Of the three broad stratifications that Earth can be divided into, the crust (outermost) and the mantle (in the middle) are rich in silicates and act as something like a shell around the inner core, which is highly metallic. While we have known that for long, there is no consensus as to how the planet got a metallic core.

In fact, all terrestrial planets in the solar system have metallic cores and scientists have struggled to explain how that came to be. A new theory, published Monday in the journal Proceedings of the National Academy of Sciences, suggests it happened as molten metal percolated to the inner depths of rocky planets, through gaps between grains of rock.

Earlier theories about the behavior of metals under the intense heat and pressure conditions of planetary formation proposed that at the time when planets were forming, some molten metal remained trapped in the gaps between rocky grains that were isolated from each other. The new research posits that once the isolated pores grow large enough to connect with each other, the trapped molten metal starts to flow and, making its way along the grain boundaries, trickles down through the mantle and accumulates in the core.

"What we’re saying is that once the melt network becomes connected, it stays connected until almost all of the metal is in the core," study co-author Marc Hesse, an associate professor at the University of Texas, Austin, said in a statement Monday.

The research was the doctoral thesis of Soheil Ghanbarzadeh, who earned his Ph.D. at the university. For his thesis, he developed computer simulations of molten rock distribution between grains of rock as the porosity increased or decreased. The researchers found that even when porosity reduced significantly, metal continued flowing, which was in stark contrast with earlier simulations and theory.

Melt Networks Images of melt networks in irregular grains (a) used in a study by The University of Texas at Austin and melt networks in regular grains (b) used in previous studies. Their simulations show that irregularity of grains promotes connectivity of the melt. Photo: UT Austin

For the simulation, Ghanbarzadeh used irregular grain geometry, thought to better reflect real-life conditions. Earlier simulations relied on regular, identical grains that produced a geometrical pattern. The new model showed only 1-2 percent of the initial metal remaining in the silicate mantle after the flow and percolation stopped, which is consistent with how much metal Earth’s mantle has.

"What we did differently in here was to add the element of curiosity to see what happens when you drain the melt from the porous, ductile rock," Ghanbarzadeh said.

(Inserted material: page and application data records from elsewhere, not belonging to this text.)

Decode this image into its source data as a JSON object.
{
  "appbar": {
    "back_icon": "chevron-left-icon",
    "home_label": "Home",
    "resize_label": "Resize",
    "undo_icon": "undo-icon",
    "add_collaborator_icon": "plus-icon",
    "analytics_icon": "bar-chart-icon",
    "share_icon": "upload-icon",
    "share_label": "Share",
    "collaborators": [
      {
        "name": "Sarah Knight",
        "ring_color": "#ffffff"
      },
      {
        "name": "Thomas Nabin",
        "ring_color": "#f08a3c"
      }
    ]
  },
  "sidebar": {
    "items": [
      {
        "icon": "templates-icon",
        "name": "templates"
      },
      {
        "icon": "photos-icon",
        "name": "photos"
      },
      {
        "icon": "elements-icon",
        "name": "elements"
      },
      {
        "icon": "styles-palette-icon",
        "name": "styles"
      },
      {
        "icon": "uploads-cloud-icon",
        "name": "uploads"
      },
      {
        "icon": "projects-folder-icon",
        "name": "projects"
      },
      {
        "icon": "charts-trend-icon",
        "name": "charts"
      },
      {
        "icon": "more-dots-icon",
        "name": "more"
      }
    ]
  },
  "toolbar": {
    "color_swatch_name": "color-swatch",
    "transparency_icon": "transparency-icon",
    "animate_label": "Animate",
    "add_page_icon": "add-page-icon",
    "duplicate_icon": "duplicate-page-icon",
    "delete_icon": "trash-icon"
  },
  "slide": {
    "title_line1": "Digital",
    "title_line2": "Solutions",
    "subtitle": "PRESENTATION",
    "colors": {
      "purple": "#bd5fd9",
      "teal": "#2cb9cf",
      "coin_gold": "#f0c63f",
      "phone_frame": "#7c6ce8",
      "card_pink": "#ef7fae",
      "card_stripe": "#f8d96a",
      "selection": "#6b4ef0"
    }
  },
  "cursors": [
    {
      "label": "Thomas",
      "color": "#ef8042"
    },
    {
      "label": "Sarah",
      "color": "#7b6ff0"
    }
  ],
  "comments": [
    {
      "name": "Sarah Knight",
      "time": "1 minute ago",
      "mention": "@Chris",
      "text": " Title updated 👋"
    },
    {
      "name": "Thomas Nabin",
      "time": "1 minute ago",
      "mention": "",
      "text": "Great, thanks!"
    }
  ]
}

The study was titled "Percolative core formation in planetesimals enabled by hysteresis in metal connectivity" and was also co-authored by Maša Prodanovic, who along with Hesse, was Ghanbarzadeh’s adviser.